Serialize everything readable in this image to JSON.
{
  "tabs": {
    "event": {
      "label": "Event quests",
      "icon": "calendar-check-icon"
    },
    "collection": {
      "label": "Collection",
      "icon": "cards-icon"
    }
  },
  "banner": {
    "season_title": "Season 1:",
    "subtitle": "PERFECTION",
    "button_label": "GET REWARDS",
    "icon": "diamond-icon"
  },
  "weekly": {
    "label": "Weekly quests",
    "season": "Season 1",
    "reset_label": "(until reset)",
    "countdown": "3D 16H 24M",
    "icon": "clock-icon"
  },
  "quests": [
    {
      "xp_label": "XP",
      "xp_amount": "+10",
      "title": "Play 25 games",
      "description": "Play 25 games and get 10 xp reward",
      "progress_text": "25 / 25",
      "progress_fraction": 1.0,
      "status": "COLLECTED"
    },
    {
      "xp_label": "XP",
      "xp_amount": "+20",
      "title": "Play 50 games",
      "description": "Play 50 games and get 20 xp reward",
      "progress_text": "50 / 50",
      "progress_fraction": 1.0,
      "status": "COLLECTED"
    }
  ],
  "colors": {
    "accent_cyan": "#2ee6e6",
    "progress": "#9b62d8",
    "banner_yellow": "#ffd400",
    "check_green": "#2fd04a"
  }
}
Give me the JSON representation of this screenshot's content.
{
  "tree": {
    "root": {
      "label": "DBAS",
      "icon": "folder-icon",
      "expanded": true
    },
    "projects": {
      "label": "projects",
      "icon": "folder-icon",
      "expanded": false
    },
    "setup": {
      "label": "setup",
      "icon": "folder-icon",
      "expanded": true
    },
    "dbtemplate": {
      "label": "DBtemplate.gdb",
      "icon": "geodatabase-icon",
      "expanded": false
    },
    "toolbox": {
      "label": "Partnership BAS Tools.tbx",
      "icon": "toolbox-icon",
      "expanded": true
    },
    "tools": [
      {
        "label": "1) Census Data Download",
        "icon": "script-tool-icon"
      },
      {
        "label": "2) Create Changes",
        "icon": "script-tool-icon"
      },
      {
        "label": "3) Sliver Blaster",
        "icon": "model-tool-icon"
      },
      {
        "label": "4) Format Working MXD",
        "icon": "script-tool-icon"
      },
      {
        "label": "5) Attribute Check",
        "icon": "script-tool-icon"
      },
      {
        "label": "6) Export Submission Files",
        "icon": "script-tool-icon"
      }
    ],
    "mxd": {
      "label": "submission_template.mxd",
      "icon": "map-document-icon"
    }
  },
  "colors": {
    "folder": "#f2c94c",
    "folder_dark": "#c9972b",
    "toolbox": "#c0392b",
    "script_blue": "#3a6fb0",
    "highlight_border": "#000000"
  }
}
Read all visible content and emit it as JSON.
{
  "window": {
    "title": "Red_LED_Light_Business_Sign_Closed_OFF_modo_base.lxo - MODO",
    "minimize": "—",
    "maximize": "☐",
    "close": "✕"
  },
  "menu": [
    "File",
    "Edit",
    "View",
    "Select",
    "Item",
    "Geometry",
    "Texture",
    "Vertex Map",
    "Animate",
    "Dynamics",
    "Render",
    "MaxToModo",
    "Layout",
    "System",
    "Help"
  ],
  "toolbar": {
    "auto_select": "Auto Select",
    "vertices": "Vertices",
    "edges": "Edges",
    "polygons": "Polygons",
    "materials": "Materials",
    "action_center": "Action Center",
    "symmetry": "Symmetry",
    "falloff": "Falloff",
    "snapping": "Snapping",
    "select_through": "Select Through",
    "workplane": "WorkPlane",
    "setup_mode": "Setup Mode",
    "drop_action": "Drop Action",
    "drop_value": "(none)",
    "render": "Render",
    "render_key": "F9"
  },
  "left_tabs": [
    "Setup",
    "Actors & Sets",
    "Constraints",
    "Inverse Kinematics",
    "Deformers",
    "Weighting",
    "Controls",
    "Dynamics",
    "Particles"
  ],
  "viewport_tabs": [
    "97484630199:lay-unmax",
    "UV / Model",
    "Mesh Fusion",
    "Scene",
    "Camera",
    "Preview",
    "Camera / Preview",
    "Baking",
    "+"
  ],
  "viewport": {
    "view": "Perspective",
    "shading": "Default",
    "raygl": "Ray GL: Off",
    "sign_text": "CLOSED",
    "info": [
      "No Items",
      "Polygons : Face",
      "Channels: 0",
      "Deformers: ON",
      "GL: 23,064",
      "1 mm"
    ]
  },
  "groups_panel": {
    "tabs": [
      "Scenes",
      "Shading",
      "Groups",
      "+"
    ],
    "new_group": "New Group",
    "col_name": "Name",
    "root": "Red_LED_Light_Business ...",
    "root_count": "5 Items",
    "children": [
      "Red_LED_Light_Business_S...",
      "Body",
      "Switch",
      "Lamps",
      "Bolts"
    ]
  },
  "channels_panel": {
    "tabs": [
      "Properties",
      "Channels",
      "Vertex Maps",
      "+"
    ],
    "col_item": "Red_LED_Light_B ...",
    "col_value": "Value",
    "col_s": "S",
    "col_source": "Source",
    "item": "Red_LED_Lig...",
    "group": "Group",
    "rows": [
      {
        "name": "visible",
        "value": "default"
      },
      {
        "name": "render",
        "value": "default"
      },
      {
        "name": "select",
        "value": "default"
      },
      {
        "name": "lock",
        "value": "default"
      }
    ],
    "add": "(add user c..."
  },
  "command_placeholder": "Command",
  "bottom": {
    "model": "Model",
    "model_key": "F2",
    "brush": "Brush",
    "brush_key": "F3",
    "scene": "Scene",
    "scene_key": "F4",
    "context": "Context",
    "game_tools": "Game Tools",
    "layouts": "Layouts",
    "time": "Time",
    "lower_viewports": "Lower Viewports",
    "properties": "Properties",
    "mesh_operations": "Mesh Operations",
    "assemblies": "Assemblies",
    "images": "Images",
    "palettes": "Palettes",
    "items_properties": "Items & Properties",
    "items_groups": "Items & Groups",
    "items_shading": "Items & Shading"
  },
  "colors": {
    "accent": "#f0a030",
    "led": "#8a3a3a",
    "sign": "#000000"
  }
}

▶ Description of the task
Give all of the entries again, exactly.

▶ Output below
Serialize everything readable in this image to JSON.
{
  "tabs": {
    "event": {
      "label": "Event quests",
      "icon": "calendar-check-icon"
    },
    "collection": {
      "label": "Collection",
      "icon": "cards-icon"
    }
  },
  "banner": {
    "season_title": "Season 1:",
    "subtitle": "PERFECTION",
    "button_label": "GET REWARDS",
    "icon": "diamond-icon"
  },
  "weekly": {
    "label": "Weekly quests",
    "season": "Season 1",
    "reset_label": "(until reset)",
    "countdown": "3D 16H 24M",
    "icon": "clock-icon"
  },
  "quests": [
    {
      "xp_label": "XP",
      "xp_amount": "+10",
      "title": "Play 25 games",
      "description": "Play 25 games and get 10 xp reward",
      "progress_text": "25 / 25",
      "progress_fraction": 1.0,
      "status": "COLLECTED"
    },
    {
      "xp_label": "XP",
      "xp_amount": "+20",
      "title": "Play 50 games",
      "description": "Play 50 games and get 20 xp reward",
      "progress_text": "50 / 50",
      "progress_fraction": 1.0,
      "status": "COLLECTED"
    }
  ],
  "colors": {
    "accent_cyan": "#2ee6e6",
    "progress": "#9b62d8",
    "banner_yellow": "#ffd400",
    "check_green": "#2fd04a"
  }
}
Give me the JSON representation of this screenshot's content.
{
  "tree": {
    "root": {
      "label": "DBAS",
      "icon": "folder-icon",
      "expanded": true
    },
    "projects": {
      "label": "projects",
      "icon": "folder-icon",
      "expanded": false
    },
    "setup": {
      "label": "setup",
      "icon": "folder-icon",
      "expanded": true
    },
    "dbtemplate": {
      "label": "DBtemplate.gdb",
      "icon": "geodatabase-icon",
      "expanded": false
    },
    "toolbox": {
      "label": "Partnership BAS Tools.tbx",
      "icon": "toolbox-icon",
      "expanded": true
    },
    "tools": [
      {
        "label": "1) Census Data Download",
        "icon": "script-tool-icon"
      },
      {
        "label": "2) Create Changes",
        "icon": "script-tool-icon"
      },
      {
        "label": "3) Sliver Blaster",
        "icon": "model-tool-icon"
      },
      {
        "label": "4) Format Working MXD",
        "icon": "script-tool-icon"
      },
      {
        "label": "5) Attribute Check",
        "icon": "script-tool-icon"
      },
      {
        "label": "6) Export Submission Files",
        "icon": "script-tool-icon"
      }
    ],
    "mxd": {
      "label": "submission_template.mxd",
      "icon": "map-document-icon"
    }
  },
  "colors": {
    "folder": "#f2c94c",
    "folder_dark": "#c9972b",
    "toolbox": "#c0392b",
    "script_blue": "#3a6fb0",
    "highlight_border": "#000000"
  }
}
Read all visible content and emit it as JSON.
{
  "window": {
    "title": "Red_LED_Light_Business_Sign_Closed_OFF_modo_base.lxo - MODO",
    "minimize": "—",
    "maximize": "☐",
    "close": "✕"
  },
  "menu": [
    "File",
    "Edit",
    "View",
    "Select",
    "Item",
    "Geometry",
    "Texture",
    "Vertex Map",
    "Animate",
    "Dynamics",
    "Render",
    "MaxToModo",
    "Layout",
    "System",
    "Help"
  ],
  "toolbar": {
    "auto_select": "Auto Select",
    "vertices": "Vertices",
    "edges": "Edges",
    "polygons": "Polygons",
    "materials": "Materials",
    "action_center": "Action Center",
    "symmetry": "Symmetry",
    "falloff": "Falloff",
    "snapping": "Snapping",
    "select_through": "Select Through",
    "workplane": "WorkPlane",
    "setup_mode": "Setup Mode",
    "drop_action": "Drop Action",
    "drop_value": "(none)",
    "render": "Render",
    "render_key": "F9"
  },
  "left_tabs": [
    "Setup",
    "Actors & Sets",
    "Constraints",
    "Inverse Kinematics",
    "Deformers",
    "Weighting",
    "Controls",
    "Dynamics",
    "Particles"
  ],
  "viewport_tabs": [
    "97484630199:lay-unmax",
    "UV / Model",
    "Mesh Fusion",
    "Scene",
    "Camera",
    "Preview",
    "Camera / Preview",
    "Baking",
    "+"
  ],
  "viewport": {
    "view": "Perspective",
    "shading": "Default",
    "raygl": "Ray GL: Off",
    "sign_text": "CLOSED",
    "info": [
      "No Items",
      "Polygons : Face",
      "Channels: 0",
      "Deformers: ON",
      "GL: 23,064",
      "1 mm"
    ]
  },
  "groups_panel": {
    "tabs": [
      "Scenes",
      "Shading",
      "Groups",
      "+"
    ],
    "new_group": "New Group",
    "col_name": "Name",
    "root": "Red_LED_Light_Business ...",
    "root_count": "5 Items",
    "children": [
      "Red_LED_Light_Business_S...",
      "Body",
      "Switch",
      "Lamps",
      "Bolts"
    ]
  },
  "channels_panel": {
    "tabs": [
      "Properties",
      "Channels",
      "Vertex Maps",
      "+"
    ],
    "col_item": "Red_LED_Light_B ...",
    "col_value": "Value",
    "col_s": "S",
    "col_source": "Source",
    "item": "Red_LED_Lig...",
    "group": "Group",
    "rows": [
      {
        "name": "visible",
        "value": "default"
      },
      {
        "name": "render",
        "value": "default"
      },
      {
        "name": "select",
        "value": "default"
      },
      {
        "name": "lock",
        "value": "default"
      }
    ],
    "add": "(add user c..."
  },
  "command_placeholder": "Command",
  "bottom": {
    "model": "Model",
    "model_key": "F2",
    "brush": "Brush",
    "brush_key": "F3",
    "scene": "Scene",
    "scene_key": "F4",
    "context": "Context",
    "game_tools": "Game Tools",
    "layouts": "Layouts",
    "time": "Time",
    "lower_viewports": "Lower Viewports",
    "properties": "Properties",
    "mesh_operations": "Mesh Operations",
    "assemblies": "Assemblies",
    "images": "Images",
    "palettes": "Palettes",
    "items_properties": "Items & Properties",
    "items_groups": "Items & Groups",
    "items_shading": "Items & Shading"
  },
  "colors": {
    "accent": "#f0a030",
    "led": "#8a3a3a",
    "sign": "#000000"
  }
}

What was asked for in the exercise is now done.